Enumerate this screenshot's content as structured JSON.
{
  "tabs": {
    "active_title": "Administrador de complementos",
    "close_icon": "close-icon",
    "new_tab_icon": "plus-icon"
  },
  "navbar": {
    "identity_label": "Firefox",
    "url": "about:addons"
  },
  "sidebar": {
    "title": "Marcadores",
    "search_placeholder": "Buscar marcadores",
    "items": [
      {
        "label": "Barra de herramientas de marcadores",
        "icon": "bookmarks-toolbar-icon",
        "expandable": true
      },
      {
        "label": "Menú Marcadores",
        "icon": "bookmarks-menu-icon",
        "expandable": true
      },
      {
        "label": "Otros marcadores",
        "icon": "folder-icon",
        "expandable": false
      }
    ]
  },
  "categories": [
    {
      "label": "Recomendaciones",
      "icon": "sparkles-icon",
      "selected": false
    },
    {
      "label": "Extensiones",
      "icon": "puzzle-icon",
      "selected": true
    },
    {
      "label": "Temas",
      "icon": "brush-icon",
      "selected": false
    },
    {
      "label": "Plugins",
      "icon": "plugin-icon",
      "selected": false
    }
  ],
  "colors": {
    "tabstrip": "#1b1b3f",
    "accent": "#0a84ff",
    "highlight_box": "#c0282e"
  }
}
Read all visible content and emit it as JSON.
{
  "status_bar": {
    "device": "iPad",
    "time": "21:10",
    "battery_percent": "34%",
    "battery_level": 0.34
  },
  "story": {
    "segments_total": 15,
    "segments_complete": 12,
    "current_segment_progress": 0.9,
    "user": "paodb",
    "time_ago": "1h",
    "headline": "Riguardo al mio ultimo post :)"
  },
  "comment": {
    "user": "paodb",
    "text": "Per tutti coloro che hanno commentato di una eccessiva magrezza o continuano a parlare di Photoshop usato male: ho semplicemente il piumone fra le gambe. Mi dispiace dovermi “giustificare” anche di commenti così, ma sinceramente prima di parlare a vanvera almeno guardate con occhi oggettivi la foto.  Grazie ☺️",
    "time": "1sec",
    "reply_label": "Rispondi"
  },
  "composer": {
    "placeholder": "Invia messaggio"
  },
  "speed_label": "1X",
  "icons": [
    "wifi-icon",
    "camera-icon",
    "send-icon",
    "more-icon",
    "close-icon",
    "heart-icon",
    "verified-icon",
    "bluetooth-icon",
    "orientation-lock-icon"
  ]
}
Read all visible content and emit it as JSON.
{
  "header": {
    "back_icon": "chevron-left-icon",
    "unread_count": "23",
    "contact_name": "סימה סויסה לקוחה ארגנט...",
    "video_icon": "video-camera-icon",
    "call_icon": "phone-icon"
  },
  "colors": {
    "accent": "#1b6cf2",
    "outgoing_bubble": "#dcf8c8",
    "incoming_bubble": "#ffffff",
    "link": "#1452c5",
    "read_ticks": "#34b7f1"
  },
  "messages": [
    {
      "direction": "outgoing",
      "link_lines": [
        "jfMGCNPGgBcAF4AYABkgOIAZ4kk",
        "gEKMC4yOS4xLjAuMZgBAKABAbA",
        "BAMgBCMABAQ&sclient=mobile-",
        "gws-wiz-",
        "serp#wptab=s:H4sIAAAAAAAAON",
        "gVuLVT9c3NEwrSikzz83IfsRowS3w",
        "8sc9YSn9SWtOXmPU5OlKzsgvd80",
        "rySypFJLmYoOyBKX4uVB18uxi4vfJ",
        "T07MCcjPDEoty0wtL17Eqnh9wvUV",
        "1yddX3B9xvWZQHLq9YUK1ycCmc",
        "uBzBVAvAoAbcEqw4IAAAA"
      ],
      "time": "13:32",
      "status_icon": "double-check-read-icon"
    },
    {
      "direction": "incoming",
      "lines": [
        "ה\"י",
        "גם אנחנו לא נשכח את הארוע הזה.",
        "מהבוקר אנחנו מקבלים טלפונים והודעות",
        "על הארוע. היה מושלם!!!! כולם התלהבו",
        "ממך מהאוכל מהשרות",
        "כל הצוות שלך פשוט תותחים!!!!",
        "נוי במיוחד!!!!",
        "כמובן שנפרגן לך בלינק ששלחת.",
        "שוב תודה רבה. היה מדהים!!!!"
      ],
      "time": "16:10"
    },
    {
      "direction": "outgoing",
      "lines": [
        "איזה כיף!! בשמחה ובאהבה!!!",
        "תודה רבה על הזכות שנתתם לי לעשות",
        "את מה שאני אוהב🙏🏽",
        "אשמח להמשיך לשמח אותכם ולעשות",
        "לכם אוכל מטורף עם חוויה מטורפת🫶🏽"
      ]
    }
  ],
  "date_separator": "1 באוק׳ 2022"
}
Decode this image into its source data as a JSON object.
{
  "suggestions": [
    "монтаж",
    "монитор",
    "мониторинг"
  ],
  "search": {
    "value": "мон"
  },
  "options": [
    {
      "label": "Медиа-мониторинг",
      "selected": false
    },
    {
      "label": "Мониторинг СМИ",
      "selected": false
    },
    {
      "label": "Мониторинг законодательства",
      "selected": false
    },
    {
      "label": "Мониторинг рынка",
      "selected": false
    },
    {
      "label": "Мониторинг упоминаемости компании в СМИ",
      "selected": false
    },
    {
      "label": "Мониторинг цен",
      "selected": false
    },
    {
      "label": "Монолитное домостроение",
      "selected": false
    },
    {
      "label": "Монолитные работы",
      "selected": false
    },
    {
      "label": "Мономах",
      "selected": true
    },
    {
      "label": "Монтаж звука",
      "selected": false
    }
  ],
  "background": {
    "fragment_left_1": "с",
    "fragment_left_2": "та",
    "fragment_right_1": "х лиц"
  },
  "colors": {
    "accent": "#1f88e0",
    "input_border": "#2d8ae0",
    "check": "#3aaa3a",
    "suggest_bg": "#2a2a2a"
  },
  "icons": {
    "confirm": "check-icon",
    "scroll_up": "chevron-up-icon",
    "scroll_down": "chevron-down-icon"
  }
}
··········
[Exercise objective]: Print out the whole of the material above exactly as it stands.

[Output for this exercise]:
Enumerate this screenshot's content as structured JSON.
{
  "tabs": {
    "active_title": "Administrador de complementos",
    "close_icon": "close-icon",
    "new_tab_icon": "plus-icon"
  },
  "navbar": {
    "identity_label": "Firefox",
    "url": "about:addons"
  },
  "sidebar": {
    "title": "Marcadores",
    "search_placeholder": "Buscar marcadores",
    "items": [
      {
        "label": "Barra de herramientas de marcadores",
        "icon": "bookmarks-toolbar-icon",
        "expandable": true
      },
      {
        "label": "Menú Marcadores",
        "icon": "bookmarks-menu-icon",
        "expandable": true
      },
      {
        "label": "Otros marcadores",
        "icon": "folder-icon",
        "expandable": false
      }
    ]
  },
  "categories": [
    {
      "label": "Recomendaciones",
      "icon": "sparkles-icon",
      "selected": false
    },
    {
      "label": "Extensiones",
      "icon": "puzzle-icon",
      "selected": true
    },
    {
      "label": "Temas",
      "icon": "brush-icon",
      "selected": false
    },
    {
      "label": "Plugins",
      "icon": "plugin-icon",
      "selected": false
    }
  ],
  "colors": {
    "tabstrip": "#1b1b3f",
    "accent": "#0a84ff",
    "highlight_box": "#c0282e"
  }
}
Read all visible content and emit it as JSON.
{
  "status_bar": {
    "device": "iPad",
    "time": "21:10",
    "battery_percent": "34%",
    "battery_level": 0.34
  },
  "story": {
    "segments_total": 15,
    "segments_complete": 12,
    "current_segment_progress": 0.9,
    "user": "paodb",
    "time_ago": "1h",
    "headline": "Riguardo al mio ultimo post :)"
  },
  "comment": {
    "user": "paodb",
    "text": "Per tutti coloro che hanno commentato di una eccessiva magrezza o continuano a parlare di Photoshop usato male: ho semplicemente il piumone fra le gambe. Mi dispiace dovermi “giustificare” anche di commenti così, ma sinceramente prima di parlare a vanvera almeno guardate con occhi oggettivi la foto.  Grazie ☺️",
    "time": "1sec",
    "reply_label": "Rispondi"
  },
  "composer": {
    "placeholder": "Invia messaggio"
  },
  "speed_label": "1X",
  "icons": [
    "wifi-icon",
    "camera-icon",
    "send-icon",
    "more-icon",
    "close-icon",
    "heart-icon",
    "verified-icon",
    "bluetooth-icon",
    "orientation-lock-icon"
  ]
}
Read all visible content and emit it as JSON.
{
  "header": {
    "back_icon": "chevron-left-icon",
    "unread_count": "23",
    "contact_name": "סימה סויסה לקוחה ארגנט...",
    "video_icon": "video-camera-icon",
    "call_icon": "phone-icon"
  },
  "colors": {
    "accent": "#1b6cf2",
    "outgoing_bubble": "#dcf8c8",
    "incoming_bubble": "#ffffff",
    "link": "#1452c5",
    "read_ticks": "#34b7f1"
  },
  "messages": [
    {
      "direction": "outgoing",
      "link_lines": [
        "jfMGCNPGgBcAF4AYABkgOIAZ4kk",
        "gEKMC4yOS4xLjAuMZgBAKABAbA",
        "BAMgBCMABAQ&sclient=mobile-",
        "gws-wiz-",
        "serp#wptab=s:H4sIAAAAAAAAON",
        "gVuLVT9c3NEwrSikzz83IfsRowS3w",
        "8sc9YSn9SWtOXmPU5OlKzsgvd80",
        "rySypFJLmYoOyBKX4uVB18uxi4vfJ",
        "T07MCcjPDEoty0wtL17Eqnh9wvUV",
        "1yddX3B9xvWZQHLq9YUK1ycCmc",
        "uBzBVAvAoAbcEqw4IAAAA"
      ],
      "time": "13:32",
      "status_icon": "double-check-read-icon"
    },
    {
      "direction": "incoming",
      "lines": [
        "ה\"י",
        "גם אנחנו לא נשכח את הארוע הזה.",
        "מהבוקר אנחנו מקבלים טלפונים והודעות",
        "על הארוע. היה מושלם!!!! כולם התלהבו",
        "ממך מהאוכל מהשרות",
        "כל הצוות שלך פשוט תותחים!!!!",
        "נוי במיוחד!!!!",
        "כמובן שנפרגן לך בלינק ששלחת.",
        "שוב תודה רבה. היה מדהים!!!!"
      ],
      "time": "16:10"
    },
    {
      "direction": "outgoing",
      "lines": [
        "איזה כיף!! בשמחה ובאהבה!!!",
        "תודה רבה על הזכות שנתתם לי לעשות",
        "את מה שאני אוהב🙏🏽",
        "אשמח להמשיך לשמח אותכם ולעשות",
        "לכם אוכל מטורף עם חוויה מטורפת🫶🏽"
      ]
    }
  ],
  "date_separator": "1 באוק׳ 2022"
}
Decode this image into its source data as a JSON object.
{
  "suggestions": [
    "монтаж",
    "монитор",
    "мониторинг"
  ],
  "search": {
    "value": "мон"
  },
  "options": [
    {
      "label": "Медиа-мониторинг",
      "selected": false
    },
    {
      "label": "Мониторинг СМИ",
      "selected": false
    },
    {
      "label": "Мониторинг законодательства",
      "selected": false
    },
    {
      "label": "Мониторинг рынка",
      "selected": false
    },
    {
      "label": "Мониторинг упоминаемости компании в СМИ",
      "selected": false
    },
    {
      "label": "Мониторинг цен",
      "selected": false
    },
    {
      "label": "Монолитное домостроение",
      "selected": false
    },
    {
      "label": "Монолитные работы",
      "selected": false
    },
    {
      "label": "Мономах",
      "selected": true
    },
    {
      "label": "Монтаж звука",
      "selected": false
    }
  ],
  "background": {
    "fragment_left_1": "с",
    "fragment_left_2": "та",
    "fragment_right_1": "х лиц"
  },
  "colors": {
    "accent": "#1f88e0",
    "input_border": "#2d8ae0",
    "check": "#3aaa3a",
    "suggest_bg": "#2a2a2a"
  },
  "icons": {
    "confirm": "check-icon",
    "scroll_up": "chevron-up-icon",
    "scroll_down": "chevron-down-icon"
  }
}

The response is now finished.